Search the listing below for the word "icon" and copy each line where it appears.

|---|

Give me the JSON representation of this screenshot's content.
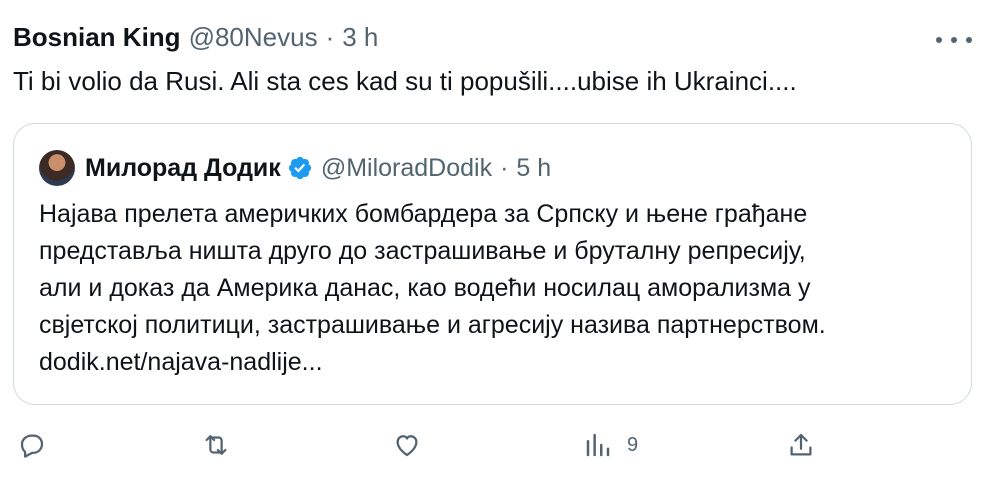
{
  "tweet": {
    "author_name": "Bosnian King",
    "handle": "@80Nevus",
    "separator": "·",
    "time": "3 h",
    "text": "Ti bi volio da Rusi. Ali sta ces kad su ti popušili....ubise ih Ukrainci...."
  },
  "quote": {
    "author_name": "Милорад Додик",
    "handle": "@MiloradDodik",
    "separator": "·",
    "time": "5 h",
    "lines": [
      "Најава прелета америчких бомбардера за Српску и њене грађане",
      "представља ништа друго до застрашивање и бруталну репресију,",
      "али и доказ да Америка данас, као водећи носилац аморализма у",
      "свјетској политици, застрашивање и агресију назива партнерством.",
      "dodik.net/najava-nadlije..."
    ],
    "verified_color": "#1d9bf0"
  },
  "actions": {
    "reply_icon": "reply-icon",
    "retweet_icon": "retweet-icon",
    "like_icon": "heart-icon",
    "views_icon": "views-icon",
    "views_count": "9",
    "share_icon": "share-icon"
  },
  "colors": {
    "text": "#0f1419",
    "secondary": "#536471",
    "border": "#cfd9de"
  }
}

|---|

- _Expected answer_
    "reply_icon": "reply-icon",
    "retweet_icon": "retweet-icon",
    "like_icon": "heart-icon",
    "views_icon": "views-icon",
    "share_icon": "share-icon"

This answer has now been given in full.